> TASK ITEM
Give the number of lines in the data below that contain "JSON", with no other words.

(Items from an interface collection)
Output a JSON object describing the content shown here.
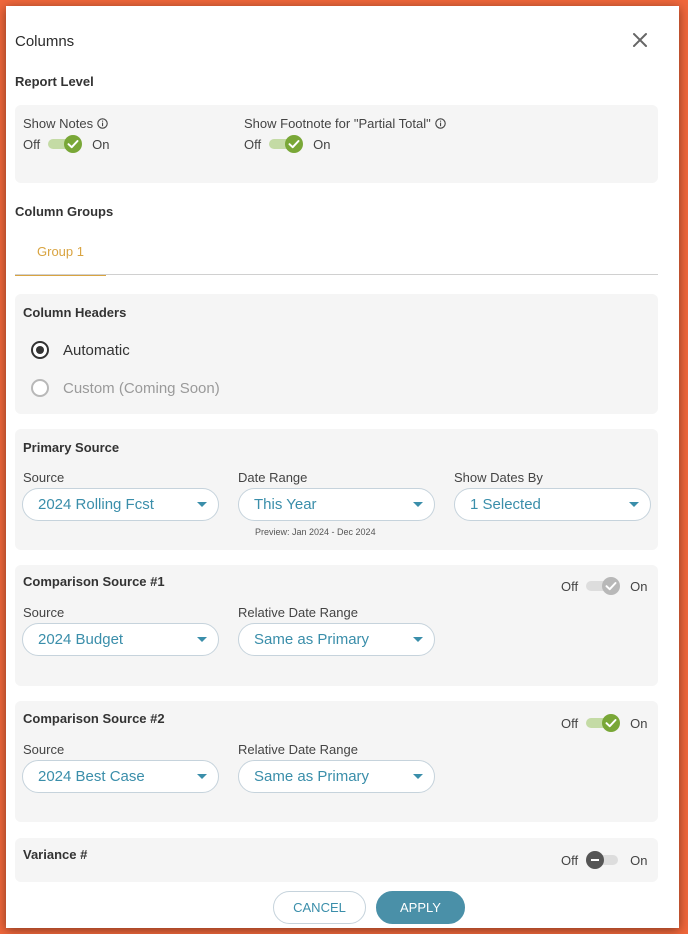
{
  "dialog": {
    "title": "Columns",
    "close_icon": "close-icon"
  },
  "report_level": {
    "heading": "Report Level",
    "show_notes": {
      "label": "Show Notes",
      "off": "Off",
      "on": "On",
      "state": "on"
    },
    "show_footnote": {
      "label": "Show Footnote for \"Partial Total\"",
      "off": "Off",
      "on": "On",
      "state": "on"
    }
  },
  "column_groups": {
    "heading": "Column Groups",
    "tabs": [
      {
        "label": "Group 1",
        "active": true
      }
    ]
  },
  "column_headers": {
    "heading": "Column Headers",
    "options": [
      {
        "label": "Automatic",
        "checked": true,
        "disabled": false
      },
      {
        "label": "Custom (Coming Soon)",
        "checked": false,
        "disabled": true
      }
    ]
  },
  "primary_source": {
    "heading": "Primary Source",
    "source": {
      "label": "Source",
      "value": "2024 Rolling Fcst"
    },
    "date_range": {
      "label": "Date Range",
      "value": "This Year",
      "preview": "Preview: Jan 2024 - Dec 2024"
    },
    "show_dates_by": {
      "label": "Show Dates By",
      "value": "1 Selected"
    }
  },
  "comparison_1": {
    "heading": "Comparison Source #1",
    "toggle": {
      "off": "Off",
      "on": "On",
      "state": "on-disabled"
    },
    "source": {
      "label": "Source",
      "value": "2024 Budget"
    },
    "relative_date_range": {
      "label": "Relative Date Range",
      "value": "Same as Primary"
    }
  },
  "comparison_2": {
    "heading": "Comparison Source #2",
    "toggle": {
      "off": "Off",
      "on": "On",
      "state": "on"
    },
    "source": {
      "label": "Source",
      "value": "2024 Best Case"
    },
    "relative_date_range": {
      "label": "Relative Date Range",
      "value": "Same as Primary"
    }
  },
  "variance": {
    "heading": "Variance #",
    "toggle": {
      "off": "Off",
      "on": "On",
      "state": "off"
    }
  },
  "footer": {
    "cancel_label": "CANCEL",
    "apply_label": "APPLY"
  },
  "colors": {
    "accent": "#3a8eaa",
    "tab_active": "#d9a441",
    "toggle_green": "#79a737",
    "frame": "#f0673b"
  }
}
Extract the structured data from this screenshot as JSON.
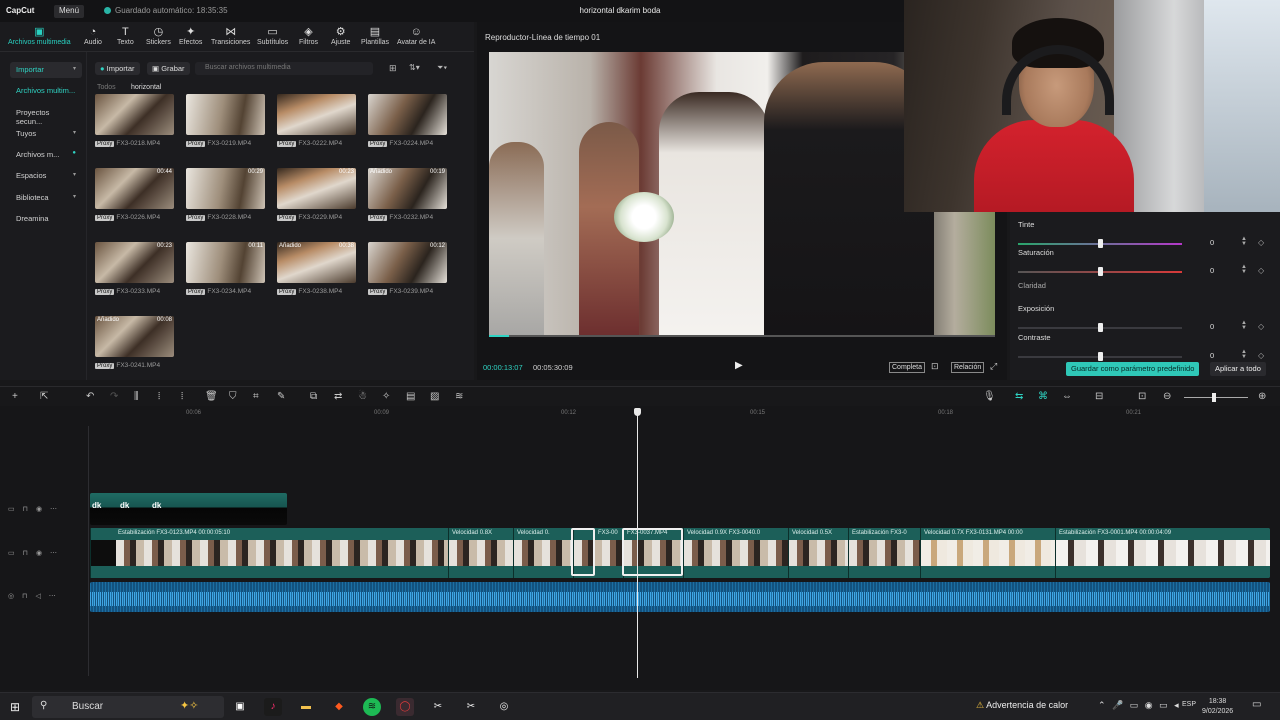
{
  "app": {
    "logo": "CapCut",
    "menu": "Menú",
    "autosave": "Guardado automático: 18:35:35",
    "project": "horizontal dkarim boda"
  },
  "toolbar": {
    "items": [
      "Archivos multimedia",
      "Audio",
      "Texto",
      "Stickers",
      "Efectos",
      "Transiciones",
      "Subtítulos",
      "Filtros",
      "Ajuste",
      "Plantillas",
      "Avatar de IA"
    ]
  },
  "sidenav": {
    "items": [
      "Importar",
      "Archivos multim...",
      "Proyectos secun...",
      "Tuyos",
      "Archivos m...",
      "Espacios",
      "Biblioteca",
      "Dreamina"
    ]
  },
  "media": {
    "import": "Importar",
    "record": "Grabar",
    "search_placeholder": "Buscar archivos multimedia",
    "filter_all": "Todos",
    "filter_folder": "horizontal",
    "proxy": "Proxy",
    "items": [
      {
        "name": "FX3-0218.MP4",
        "dur": "",
        "tag": ""
      },
      {
        "name": "FX3-0219.MP4",
        "dur": "",
        "tag": ""
      },
      {
        "name": "FX3-0222.MP4",
        "dur": "",
        "tag": ""
      },
      {
        "name": "FX3-0224.MP4",
        "dur": "",
        "tag": ""
      },
      {
        "name": "FX3-0226.MP4",
        "dur": "00:44",
        "tag": ""
      },
      {
        "name": "FX3-0228.MP4",
        "dur": "00:29",
        "tag": ""
      },
      {
        "name": "FX3-0229.MP4",
        "dur": "00:23",
        "tag": ""
      },
      {
        "name": "FX3-0232.MP4",
        "dur": "00:19",
        "tag": "Añadido"
      },
      {
        "name": "FX3-0233.MP4",
        "dur": "00:23",
        "tag": ""
      },
      {
        "name": "FX3-0234.MP4",
        "dur": "00:11",
        "tag": ""
      },
      {
        "name": "FX3-0238.MP4",
        "dur": "00:38",
        "tag": "Añadido"
      },
      {
        "name": "FX3-0239.MP4",
        "dur": "00:12",
        "tag": ""
      },
      {
        "name": "FX3-0241.MP4",
        "dur": "00:08",
        "tag": "Añadido"
      }
    ]
  },
  "player": {
    "title": "Reproductor-Línea de tiempo 01",
    "current": "00:00:13:07",
    "total": "00:05:30:09",
    "full": "Completa",
    "ratio": "Relación",
    "progress": 0.04
  },
  "adjust": {
    "rows": [
      {
        "label": "Tinte",
        "value": "0",
        "level": 0.5
      },
      {
        "label": "Saturación",
        "value": "0",
        "level": 0.5
      },
      {
        "label": "Claridad",
        "value": "",
        "level": null
      },
      {
        "label": "Exposición",
        "value": "0",
        "level": 0.5
      },
      {
        "label": "Contraste",
        "value": "0",
        "level": 0.5
      }
    ],
    "save": "Guardar como parámetro predefinido",
    "apply": "Aplicar a todo"
  },
  "ruler": [
    "00:06",
    "00:09",
    "00:12",
    "00:15",
    "00:18",
    "00:21"
  ],
  "clips": [
    {
      "label": "Estabilización  FX3-0123.MP4  00:00:05:10"
    },
    {
      "label": "Velocidad 0.8X"
    },
    {
      "label": "Velocidad 0."
    },
    {
      "label": "FX3-00"
    },
    {
      "label": "FX3-0037.MP4"
    },
    {
      "label": "Velocidad 0.9X  FX3-0040.0"
    },
    {
      "label": "Velocidad 0.5X"
    },
    {
      "label": "Estabilización  FX3-0"
    },
    {
      "label": "Velocidad 0.7X  FX3-0131.MP4  00:00"
    },
    {
      "label": "Estabilización  FX3-0001.MP4  00:00:04:09"
    }
  ],
  "text_clips": [
    "dk",
    "dk",
    "dk"
  ],
  "taskbar": {
    "search": "Buscar",
    "warning": "Advertencia de calor",
    "lang": "ESP",
    "time": "18:38",
    "date": "9/02/2026"
  }
}
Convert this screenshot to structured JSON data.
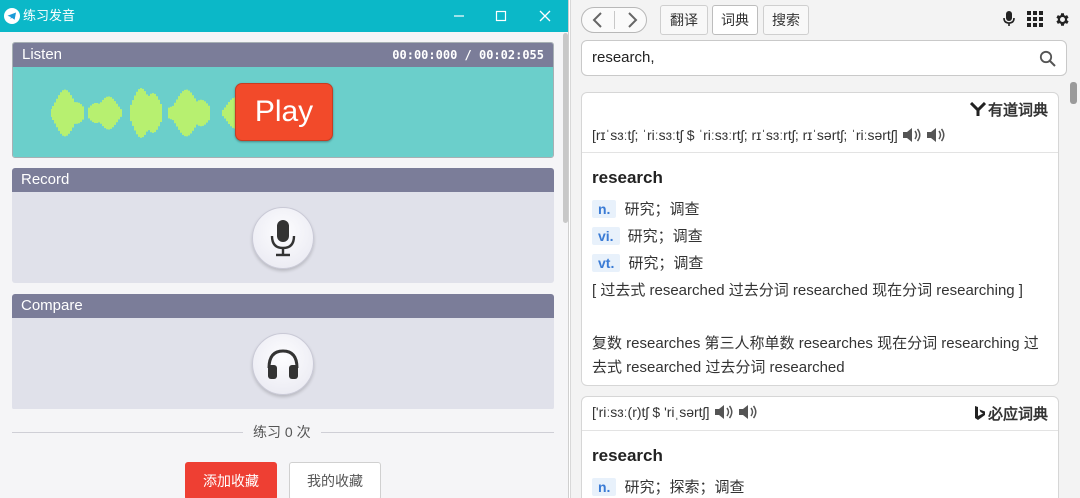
{
  "left_window": {
    "title": "练习发音",
    "listen": {
      "label": "Listen",
      "time": "00:00:000 / 00:02:055",
      "play_label": "Play"
    },
    "record": {
      "label": "Record"
    },
    "compare": {
      "label": "Compare"
    },
    "practice_count": "练习 0 次",
    "add_fav_label": "添加收藏",
    "my_fav_label": "我的收藏"
  },
  "right_window": {
    "tabs": {
      "translate": "翻译",
      "dictionary": "词典",
      "search": "搜索"
    },
    "search_value": "research,",
    "youdao": {
      "source_name": "有道词典",
      "phonetic": "[rɪˈsɜːtʃ; ˈriːsɜːtʃ $ ˈriːsɜːrtʃ; rɪˈsɜːrtʃ; rɪˈsərtʃ; ˈriːsərtʃ]",
      "word": "research",
      "definitions": [
        {
          "pos": "n.",
          "meaning": "研究；调查"
        },
        {
          "pos": "vi.",
          "meaning": "研究；调查"
        },
        {
          "pos": "vt.",
          "meaning": "研究；调查"
        }
      ],
      "forms_line_1": "[ 过去式 researched 过去分词 researched 现在分词 researching ]",
      "forms_line_2": "复数 researches 第三人称单数 researches 现在分词 researching 过去式 researched 过去分词 researched"
    },
    "bing": {
      "source_name": "必应词典",
      "phonetic": "['riːsɜː(r)tʃ $ 'riˌsərtʃ]",
      "word": "research",
      "definitions": [
        {
          "pos": "n.",
          "meaning": "研究；探索；调查"
        }
      ]
    }
  },
  "colors": {
    "titlebar": "#0bb8c8",
    "waveform": "#d8ff4a",
    "play": "#f24a2a",
    "panel_header": "#7b7d99",
    "add_fav": "#ee3f33"
  },
  "icons": [
    "telegram-icon",
    "minimize-icon",
    "maximize-icon",
    "close-icon",
    "microphone-icon",
    "headphones-icon",
    "chevron-left-icon",
    "chevron-right-icon",
    "mic-small-icon",
    "apps-grid-icon",
    "settings-gear-icon",
    "search-icon",
    "speaker-icon",
    "youdao-logo-icon",
    "bing-logo-icon"
  ]
}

> RESPONSE AREA
3